Loss estimates are coming thick and fast now, as the impact of hurricane Harvey is gradually becoming clearer. However it is still early days and any estimates are unlikely to be spot on at this stage, so some creep either way is to be expected in the coming weeks.
Karen Clark & Co. put the total insurance industry loss at $15.4 billion, made up of $2.5 billion of wind losses, $500 million of storm surge losses and $12.4 billion of inland flood losses.
Given this does not include the NFIP’s exposure, there could be another $1 billion added to this if the NFIP’s reinsurance program pays out in full, as it’s now thought likely to.
The $12.4 billion of inland flood loss is interesting as it’s perhaps a higher figure than many had originally anticipated, but as the flooding worsened and with waters set to linger, the impact to commercial property insurance in particular is expected to be high.
At this level of insurance and reinsurance industry loss, hurricane Harvey will be the most costly hurricane in Texas history, based on costs at the time of impact.
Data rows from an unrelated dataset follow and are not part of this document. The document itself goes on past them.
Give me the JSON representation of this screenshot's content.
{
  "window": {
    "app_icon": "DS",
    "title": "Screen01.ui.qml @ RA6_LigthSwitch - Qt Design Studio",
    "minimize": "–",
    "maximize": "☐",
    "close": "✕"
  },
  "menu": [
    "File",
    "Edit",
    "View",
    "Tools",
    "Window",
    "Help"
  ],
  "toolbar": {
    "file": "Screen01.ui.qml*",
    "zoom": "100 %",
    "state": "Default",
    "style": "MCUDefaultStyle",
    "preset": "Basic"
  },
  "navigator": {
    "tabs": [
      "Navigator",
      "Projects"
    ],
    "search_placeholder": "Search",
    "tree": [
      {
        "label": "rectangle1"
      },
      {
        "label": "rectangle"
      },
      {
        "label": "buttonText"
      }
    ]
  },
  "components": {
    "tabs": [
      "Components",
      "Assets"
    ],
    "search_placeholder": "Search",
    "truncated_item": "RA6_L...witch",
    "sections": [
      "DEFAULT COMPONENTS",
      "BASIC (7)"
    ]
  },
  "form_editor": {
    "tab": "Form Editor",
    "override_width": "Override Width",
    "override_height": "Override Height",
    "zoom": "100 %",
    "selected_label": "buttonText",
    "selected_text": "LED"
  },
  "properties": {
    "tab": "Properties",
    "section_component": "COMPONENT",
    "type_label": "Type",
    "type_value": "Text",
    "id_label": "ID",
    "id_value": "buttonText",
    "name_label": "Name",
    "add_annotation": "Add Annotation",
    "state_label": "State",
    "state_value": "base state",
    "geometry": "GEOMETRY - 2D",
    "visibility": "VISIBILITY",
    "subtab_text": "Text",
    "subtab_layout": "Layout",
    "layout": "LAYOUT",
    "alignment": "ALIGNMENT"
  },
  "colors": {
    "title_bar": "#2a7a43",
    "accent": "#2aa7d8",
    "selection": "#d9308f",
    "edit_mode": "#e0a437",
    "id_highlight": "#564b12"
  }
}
But Karen Clark notes that two historical Category 4 hurricanes, the 1900 and 1915 Galveston hurricanes, would have caused over $50 billion each in insured losses if they occurred today.
Other hurricane Harvey loss estimates out today include Morgan Stanley analysts suggesting a loss of up to $25 billion, excluding the NFIP, and Moody’s Analytics saying the economic loss could be as high as $108 billion.